Most common route to CHRO revealed

A recent study is shedding light on how the most senior HR professionals bagged the top job.

HR professionals looking to take on the top job may have a fight on their hands as a recent survey indicated industry outsiders are most likely to bag the coveted C-suite spot.

Research by Aon Hewitt revealed that over half of CHROs are not career HR professionals, with a third having no background in the field prior to taking on the top job.

“CHROs have become critical stakeholders in defining the strategy of a firm, and they are expected to tackle the HR challenges and evolving expectations of a dynamic workplace environment that will consist of constant change, calculated risk-taking and evolving expectations from top stakeholders,” said Neil Shastri, Aon Hewittt’s leader of global insights & innovation.

The study also found that 73 per cent of HR board members had changed industry at least once in their career.

“Those well-equipped to achieve the greatest success will have diverse skill sets, be adaptable and agile, and gain hands-on learning from working through real life situations and acquiring knowledge across disciplines and industries,” Shastri continued.

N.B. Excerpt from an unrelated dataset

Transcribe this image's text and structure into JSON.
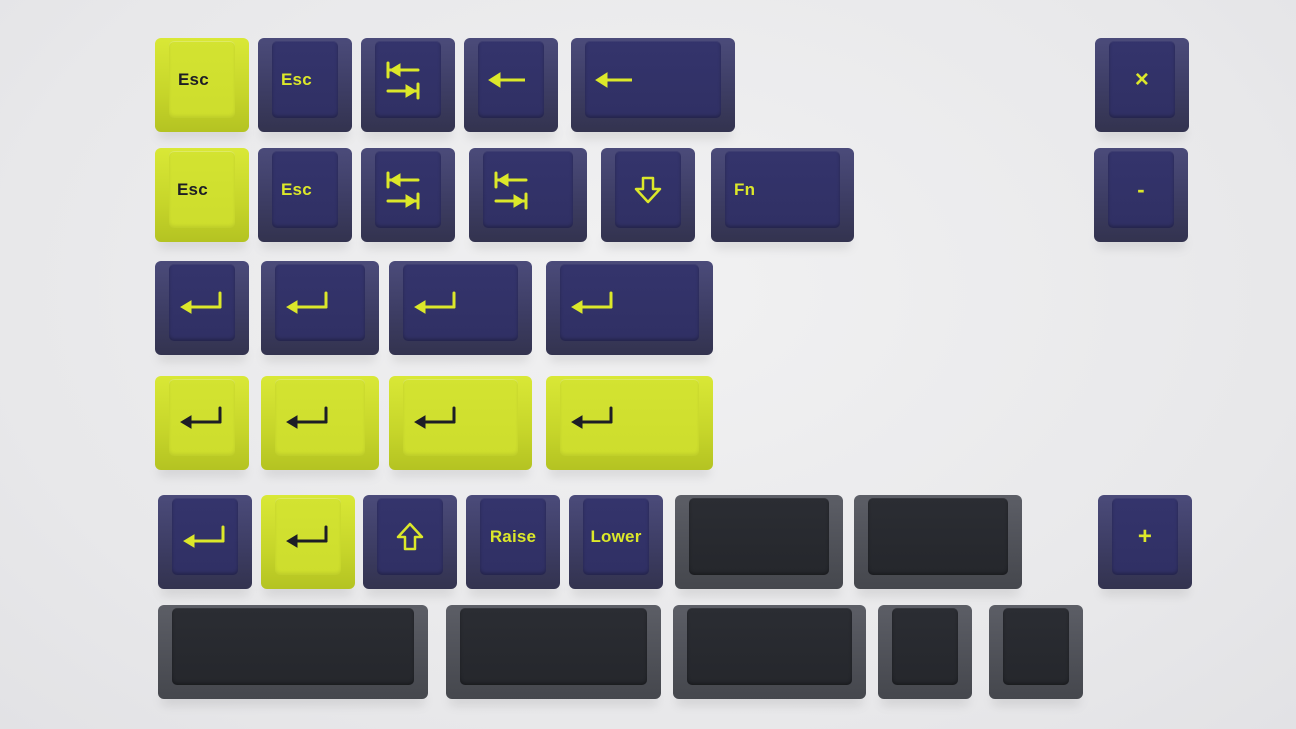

Two thirds of CHRO respondents said they’d had prior board experience while nearly a quarter (24 per cent) took an assignment outside of HR to develop their business and commercial knowledge.

The report also examined the skills CHROs deemed most critical to success in the role.
  • 84 per cent highlighted executive compensation experience as a key requirement.
  • 67 per cent had worked and lived abroad, and/or led global teams and initiatives.
  • 65 per cent indicated business knowledge as a key competency but it was also among the skills for which CHROs felt least prepared.
 
More like this:

Blockbuster film takes on HR issue

Satisfied employees still pose major flight risk
 
 

Recent articles & video

Canada Post won’t have workers collecting firearms under Ottawa’s buyback program

LCBO tells customers not to ‘physically confront’ shoplifters after video shows alleged theft

P.E.I.’s reduced immigration targets hurting business, say experts

How to optimize business travel in 2024

Most Read Articles

Nearly three-quarters of middle managers in Canada experiencing burnout: survey

Province confirms minimum wage increases for 2024

Budget 2024: Public service to lose 5,000 workers